there are three cards in the 1978 topps set that are absolute artistic masterpieces.
there's greg minton
and my personal favorite, dave kingmangerry hannahs card that should have been. it turned out to be most like the kingman card - more based in reality than the minton or the paxton.
i'm really confused by the minton card. he had been with the giants since 1975, and topps had made a card of him in the 1977 set using an actual photograph, even if there was some airbrushing going on. why they couldn't have used that same photo for his solo card in 1978 is beyond me. minton only appeared in two games during the 1977 season, but that fact, coupled with the lack of a usable photo, apparently wasn't enough to deter topps from keeping minton on the checklist. their determination is our gain, for sure.
as for paxton, he made his big league debut in 1977 and pitched in 29 games for the red sox. i guess topps couldn't get a photographer to boston. come to think of it, do we really know if that is a painting of mike paxton? or could it be someone from the national portrait gallery with a red sox cap painted over the revolutionary war era wig? well, actually, we do know that it is mike paxton, because...holy smokes - here's a link to the actual photograph used to inspire the painting. his hat really did look like that!

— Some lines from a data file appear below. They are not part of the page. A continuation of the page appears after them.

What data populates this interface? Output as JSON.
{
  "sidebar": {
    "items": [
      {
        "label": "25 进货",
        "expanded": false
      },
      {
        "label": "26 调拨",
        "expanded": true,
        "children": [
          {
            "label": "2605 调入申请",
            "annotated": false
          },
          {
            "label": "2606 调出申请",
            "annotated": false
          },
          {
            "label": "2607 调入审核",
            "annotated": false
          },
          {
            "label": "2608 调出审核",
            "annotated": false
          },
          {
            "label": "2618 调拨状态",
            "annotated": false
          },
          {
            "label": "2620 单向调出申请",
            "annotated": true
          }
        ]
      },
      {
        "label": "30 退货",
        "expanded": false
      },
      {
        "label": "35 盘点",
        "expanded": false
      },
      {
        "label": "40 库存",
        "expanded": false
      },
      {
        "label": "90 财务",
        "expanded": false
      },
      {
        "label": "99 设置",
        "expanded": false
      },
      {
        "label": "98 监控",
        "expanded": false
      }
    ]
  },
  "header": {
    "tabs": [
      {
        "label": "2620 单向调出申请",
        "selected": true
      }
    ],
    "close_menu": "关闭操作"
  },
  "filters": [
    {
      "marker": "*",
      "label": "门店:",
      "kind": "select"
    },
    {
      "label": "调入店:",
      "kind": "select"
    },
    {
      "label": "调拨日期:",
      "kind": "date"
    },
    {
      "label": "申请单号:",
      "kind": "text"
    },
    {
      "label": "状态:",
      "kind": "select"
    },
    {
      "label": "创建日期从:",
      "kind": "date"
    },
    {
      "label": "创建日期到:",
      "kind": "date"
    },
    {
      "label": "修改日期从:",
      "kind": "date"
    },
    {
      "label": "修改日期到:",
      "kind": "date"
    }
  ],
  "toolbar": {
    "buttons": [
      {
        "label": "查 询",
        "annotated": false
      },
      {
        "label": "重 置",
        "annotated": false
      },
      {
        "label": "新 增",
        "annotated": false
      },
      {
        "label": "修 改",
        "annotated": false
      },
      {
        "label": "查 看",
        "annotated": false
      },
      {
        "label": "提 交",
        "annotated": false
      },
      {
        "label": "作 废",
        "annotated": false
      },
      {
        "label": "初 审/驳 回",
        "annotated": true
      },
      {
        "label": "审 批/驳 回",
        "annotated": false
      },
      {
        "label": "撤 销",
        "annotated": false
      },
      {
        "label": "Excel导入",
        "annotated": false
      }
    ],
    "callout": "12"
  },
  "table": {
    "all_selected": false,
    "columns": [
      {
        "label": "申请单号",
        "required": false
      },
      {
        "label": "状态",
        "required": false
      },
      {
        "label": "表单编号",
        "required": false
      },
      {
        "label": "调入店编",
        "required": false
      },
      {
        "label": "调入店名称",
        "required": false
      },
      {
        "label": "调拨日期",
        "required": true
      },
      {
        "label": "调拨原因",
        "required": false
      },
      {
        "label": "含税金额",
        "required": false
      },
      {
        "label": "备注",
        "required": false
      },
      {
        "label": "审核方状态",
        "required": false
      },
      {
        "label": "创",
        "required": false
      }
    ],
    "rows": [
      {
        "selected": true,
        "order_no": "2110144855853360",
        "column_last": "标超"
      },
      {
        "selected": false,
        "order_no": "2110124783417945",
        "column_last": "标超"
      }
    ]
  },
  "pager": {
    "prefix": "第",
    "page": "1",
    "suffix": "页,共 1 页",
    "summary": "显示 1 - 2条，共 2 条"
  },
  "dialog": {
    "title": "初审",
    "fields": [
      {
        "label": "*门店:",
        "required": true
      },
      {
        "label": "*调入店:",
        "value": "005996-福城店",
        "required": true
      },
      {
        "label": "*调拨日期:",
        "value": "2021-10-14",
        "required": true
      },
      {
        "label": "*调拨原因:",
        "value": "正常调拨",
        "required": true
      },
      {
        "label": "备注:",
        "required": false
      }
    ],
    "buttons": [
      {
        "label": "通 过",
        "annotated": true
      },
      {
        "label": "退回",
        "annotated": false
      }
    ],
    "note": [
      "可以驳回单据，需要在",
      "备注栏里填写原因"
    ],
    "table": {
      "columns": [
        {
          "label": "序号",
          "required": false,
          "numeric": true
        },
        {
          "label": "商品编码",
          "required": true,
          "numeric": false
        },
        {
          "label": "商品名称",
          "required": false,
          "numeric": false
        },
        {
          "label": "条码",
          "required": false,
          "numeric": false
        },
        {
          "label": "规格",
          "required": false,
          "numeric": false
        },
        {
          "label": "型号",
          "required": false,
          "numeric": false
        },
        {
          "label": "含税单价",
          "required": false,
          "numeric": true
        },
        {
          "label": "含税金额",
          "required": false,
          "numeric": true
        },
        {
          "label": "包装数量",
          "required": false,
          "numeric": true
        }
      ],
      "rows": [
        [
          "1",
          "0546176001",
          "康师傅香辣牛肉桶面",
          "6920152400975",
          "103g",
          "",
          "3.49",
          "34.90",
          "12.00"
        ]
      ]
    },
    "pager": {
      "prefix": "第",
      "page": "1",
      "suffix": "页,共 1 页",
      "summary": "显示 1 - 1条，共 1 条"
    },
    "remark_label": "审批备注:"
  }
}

but enough of that. this post is really about dave kingman and his 1978 topps card. kingman started the 1977 season with the mets, for whom he had hit 37 home runs in 1976. he played in 58 games for them with 9 home runs in 1977 before he was traded to the padres. had kingman stayed with the mets for the entire season, his 1978 topps card might have looked like this
but no, kingman was picked up off of waivers by the angels on september 6, 1977. he played in 10 games for the halos and hit 2 home runs - both of which came in the same game (september 13th against the rangers). unfortunately, kingman was traded to the yankees on september 16, 1977, depriving us of this card in the 1978 topps set
speaking of kingman's actual 1978 topps card, the third time was the charm for me recently, as kingman signed and returned one to me after two previous attempts
and, for your cultural enrichment, here is a consolidated warholian approach to the 1978 topps dave kingman cards that might have been